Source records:
■ ■ ■

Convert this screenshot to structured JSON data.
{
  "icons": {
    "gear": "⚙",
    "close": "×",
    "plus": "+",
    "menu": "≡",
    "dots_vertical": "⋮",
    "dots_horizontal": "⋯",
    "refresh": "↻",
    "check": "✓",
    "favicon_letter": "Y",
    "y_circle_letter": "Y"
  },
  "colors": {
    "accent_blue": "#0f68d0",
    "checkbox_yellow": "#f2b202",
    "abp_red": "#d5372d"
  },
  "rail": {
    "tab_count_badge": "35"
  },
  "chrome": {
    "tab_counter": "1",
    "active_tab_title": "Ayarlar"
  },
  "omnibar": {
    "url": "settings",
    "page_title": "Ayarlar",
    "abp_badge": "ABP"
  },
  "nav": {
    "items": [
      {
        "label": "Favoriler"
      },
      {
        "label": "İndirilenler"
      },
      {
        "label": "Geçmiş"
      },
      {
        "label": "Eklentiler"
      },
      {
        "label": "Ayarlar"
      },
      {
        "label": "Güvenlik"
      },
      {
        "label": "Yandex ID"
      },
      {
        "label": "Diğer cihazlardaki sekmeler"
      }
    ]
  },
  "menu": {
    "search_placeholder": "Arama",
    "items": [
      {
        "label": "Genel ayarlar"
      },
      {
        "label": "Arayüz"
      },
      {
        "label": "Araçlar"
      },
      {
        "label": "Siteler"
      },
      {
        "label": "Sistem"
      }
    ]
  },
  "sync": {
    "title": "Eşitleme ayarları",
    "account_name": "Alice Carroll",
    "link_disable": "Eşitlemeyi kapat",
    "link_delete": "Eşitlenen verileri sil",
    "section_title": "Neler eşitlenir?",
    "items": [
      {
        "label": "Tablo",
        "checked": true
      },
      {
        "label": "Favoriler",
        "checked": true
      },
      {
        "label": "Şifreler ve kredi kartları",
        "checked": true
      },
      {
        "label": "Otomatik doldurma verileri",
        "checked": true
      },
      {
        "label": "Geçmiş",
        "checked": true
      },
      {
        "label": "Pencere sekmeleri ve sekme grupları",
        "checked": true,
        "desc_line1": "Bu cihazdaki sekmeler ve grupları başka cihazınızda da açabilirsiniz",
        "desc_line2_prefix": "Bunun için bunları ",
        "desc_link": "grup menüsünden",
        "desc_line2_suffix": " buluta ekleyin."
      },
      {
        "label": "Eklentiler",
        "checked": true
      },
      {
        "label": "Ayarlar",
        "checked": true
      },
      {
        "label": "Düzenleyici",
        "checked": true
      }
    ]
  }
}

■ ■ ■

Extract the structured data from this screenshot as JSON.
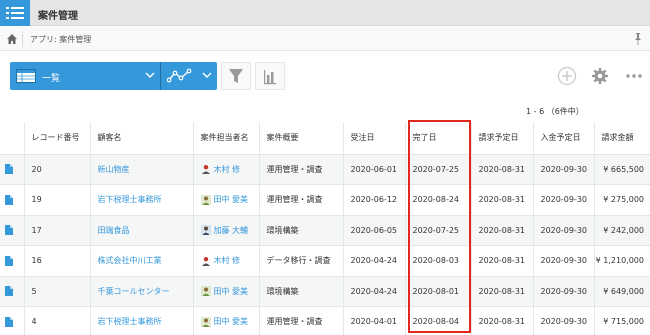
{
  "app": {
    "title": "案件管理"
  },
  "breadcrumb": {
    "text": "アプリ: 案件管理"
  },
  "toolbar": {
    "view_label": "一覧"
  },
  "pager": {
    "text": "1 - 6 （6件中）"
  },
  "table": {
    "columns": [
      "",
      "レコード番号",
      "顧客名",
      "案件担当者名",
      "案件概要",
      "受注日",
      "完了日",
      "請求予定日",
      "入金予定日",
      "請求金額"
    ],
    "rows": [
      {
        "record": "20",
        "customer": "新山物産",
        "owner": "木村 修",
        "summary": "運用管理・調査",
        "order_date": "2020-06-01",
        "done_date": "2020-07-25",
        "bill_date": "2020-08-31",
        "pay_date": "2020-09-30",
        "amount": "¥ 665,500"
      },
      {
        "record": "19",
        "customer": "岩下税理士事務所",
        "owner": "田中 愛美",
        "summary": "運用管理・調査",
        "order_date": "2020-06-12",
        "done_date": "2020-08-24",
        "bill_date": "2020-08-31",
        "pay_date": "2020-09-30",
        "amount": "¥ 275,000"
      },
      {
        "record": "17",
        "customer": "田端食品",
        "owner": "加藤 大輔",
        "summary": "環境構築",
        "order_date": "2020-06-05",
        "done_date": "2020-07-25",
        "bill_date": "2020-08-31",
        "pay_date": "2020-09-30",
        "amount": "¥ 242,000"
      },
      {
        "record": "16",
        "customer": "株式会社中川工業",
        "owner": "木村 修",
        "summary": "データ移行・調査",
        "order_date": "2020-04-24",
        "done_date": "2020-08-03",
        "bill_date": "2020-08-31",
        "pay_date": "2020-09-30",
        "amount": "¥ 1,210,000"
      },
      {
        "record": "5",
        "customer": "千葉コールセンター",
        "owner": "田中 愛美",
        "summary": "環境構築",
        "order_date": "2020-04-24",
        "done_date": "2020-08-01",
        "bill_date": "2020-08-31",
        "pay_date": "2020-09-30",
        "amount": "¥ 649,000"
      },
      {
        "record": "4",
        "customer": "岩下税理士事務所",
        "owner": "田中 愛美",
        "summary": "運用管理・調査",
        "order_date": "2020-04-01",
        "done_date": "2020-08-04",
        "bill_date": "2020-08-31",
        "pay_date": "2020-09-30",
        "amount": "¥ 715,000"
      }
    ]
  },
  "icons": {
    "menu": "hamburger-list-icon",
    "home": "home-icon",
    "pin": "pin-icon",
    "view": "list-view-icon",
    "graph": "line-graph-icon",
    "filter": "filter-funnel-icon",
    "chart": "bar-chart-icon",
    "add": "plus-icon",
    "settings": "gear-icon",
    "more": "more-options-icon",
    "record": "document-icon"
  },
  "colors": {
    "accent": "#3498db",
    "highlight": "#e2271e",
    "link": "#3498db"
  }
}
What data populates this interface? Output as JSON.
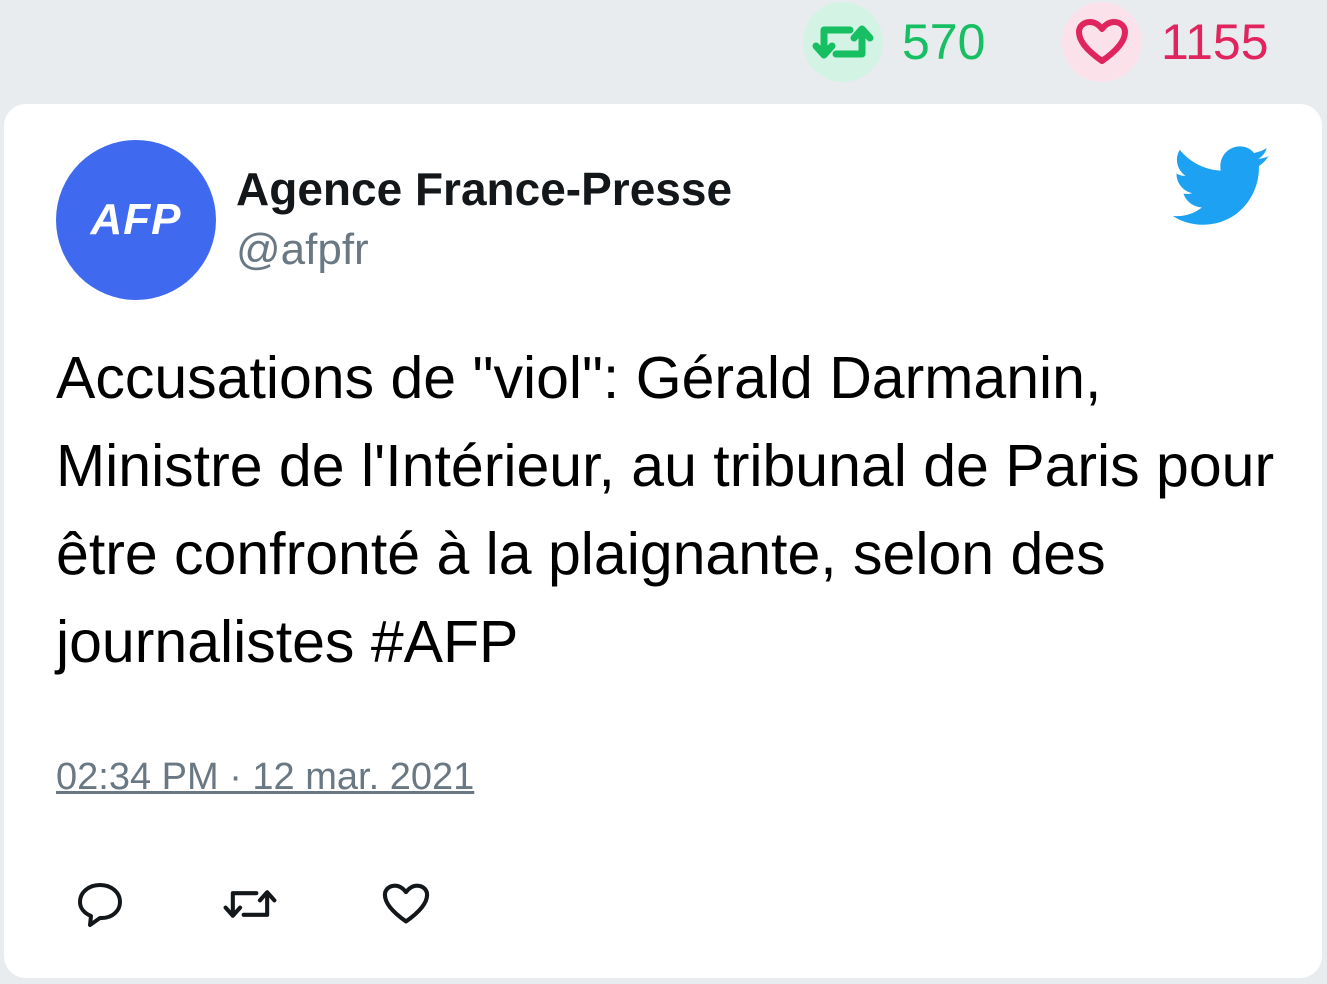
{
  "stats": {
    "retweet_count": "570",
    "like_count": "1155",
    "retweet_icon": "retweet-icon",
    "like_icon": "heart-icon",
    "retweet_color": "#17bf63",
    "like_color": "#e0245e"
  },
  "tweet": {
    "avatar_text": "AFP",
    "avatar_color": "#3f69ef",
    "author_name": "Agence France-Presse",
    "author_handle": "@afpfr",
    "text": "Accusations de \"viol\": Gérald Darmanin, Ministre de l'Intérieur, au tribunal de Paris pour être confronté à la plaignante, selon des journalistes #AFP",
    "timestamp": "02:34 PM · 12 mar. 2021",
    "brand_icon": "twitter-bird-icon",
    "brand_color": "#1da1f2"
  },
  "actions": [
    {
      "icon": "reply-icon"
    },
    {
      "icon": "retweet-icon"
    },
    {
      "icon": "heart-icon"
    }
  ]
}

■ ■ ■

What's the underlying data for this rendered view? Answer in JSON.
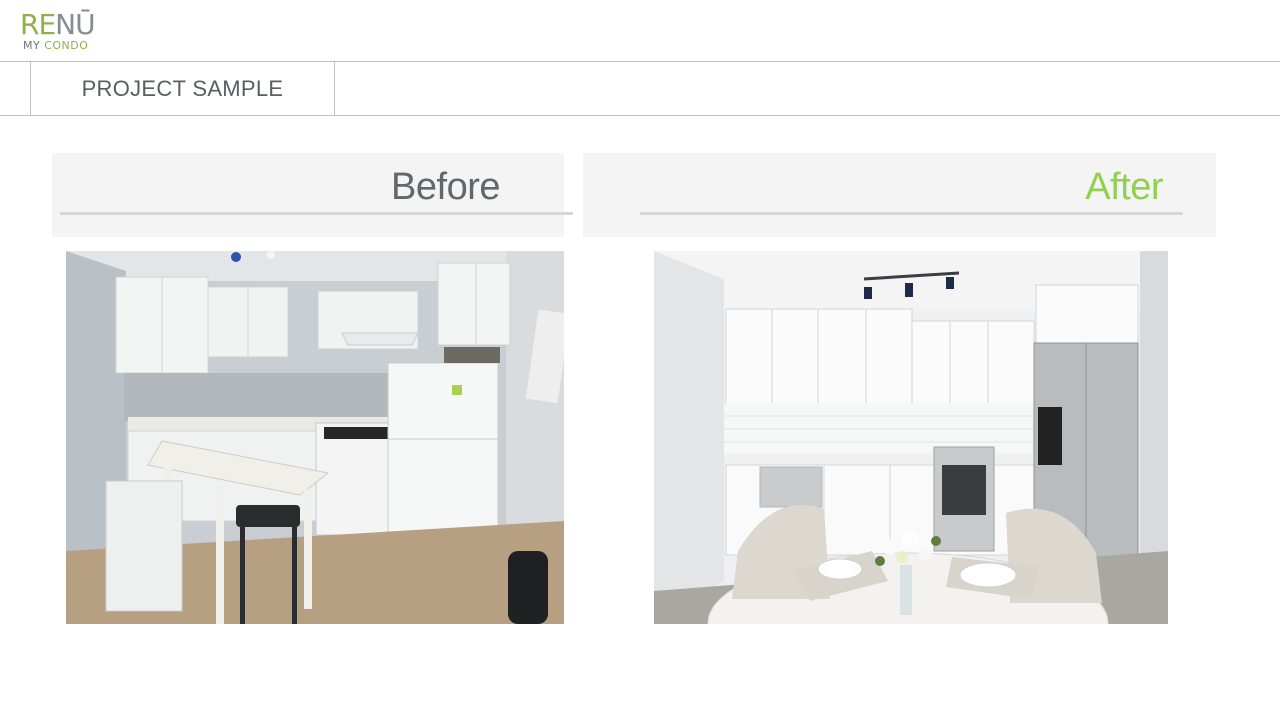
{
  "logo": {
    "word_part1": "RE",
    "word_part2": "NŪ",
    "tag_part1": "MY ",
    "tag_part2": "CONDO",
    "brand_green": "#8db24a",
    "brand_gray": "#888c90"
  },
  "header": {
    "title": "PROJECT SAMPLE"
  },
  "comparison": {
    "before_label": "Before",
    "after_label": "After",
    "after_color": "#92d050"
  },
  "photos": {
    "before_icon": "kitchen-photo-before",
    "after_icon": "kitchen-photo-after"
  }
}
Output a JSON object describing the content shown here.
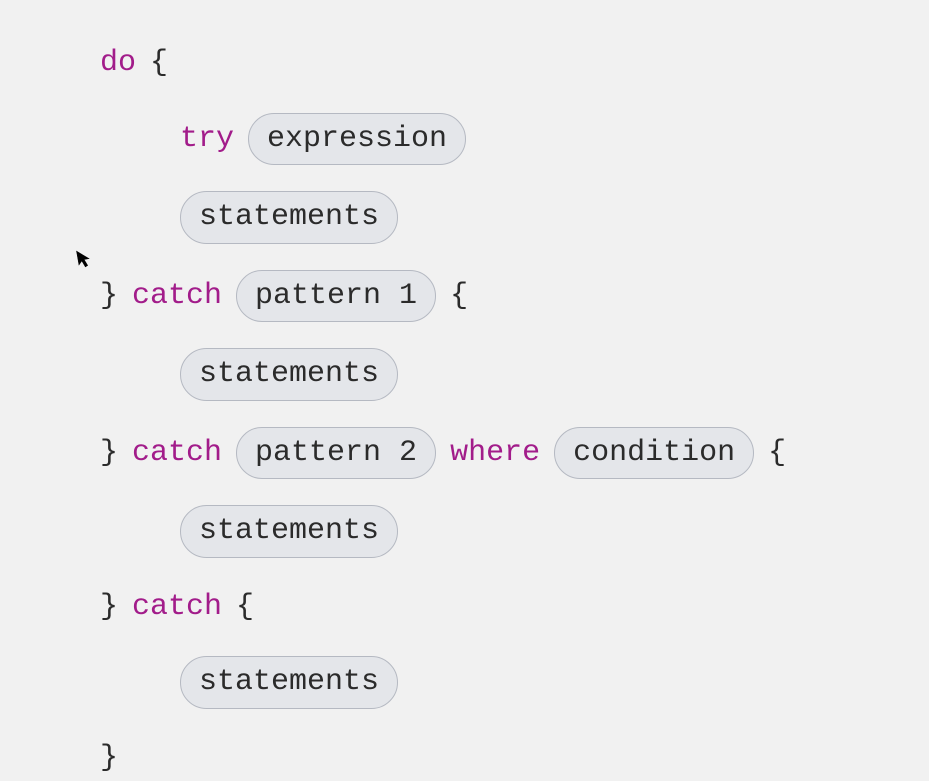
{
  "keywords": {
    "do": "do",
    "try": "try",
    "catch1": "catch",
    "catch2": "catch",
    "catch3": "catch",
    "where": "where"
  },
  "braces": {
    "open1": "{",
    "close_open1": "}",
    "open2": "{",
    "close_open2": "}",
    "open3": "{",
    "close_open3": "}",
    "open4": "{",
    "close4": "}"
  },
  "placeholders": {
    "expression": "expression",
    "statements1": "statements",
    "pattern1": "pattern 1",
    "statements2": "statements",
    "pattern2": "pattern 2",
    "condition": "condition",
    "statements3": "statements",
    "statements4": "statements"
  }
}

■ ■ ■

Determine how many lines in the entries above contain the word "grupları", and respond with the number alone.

[EXPECTED ANSWER] 2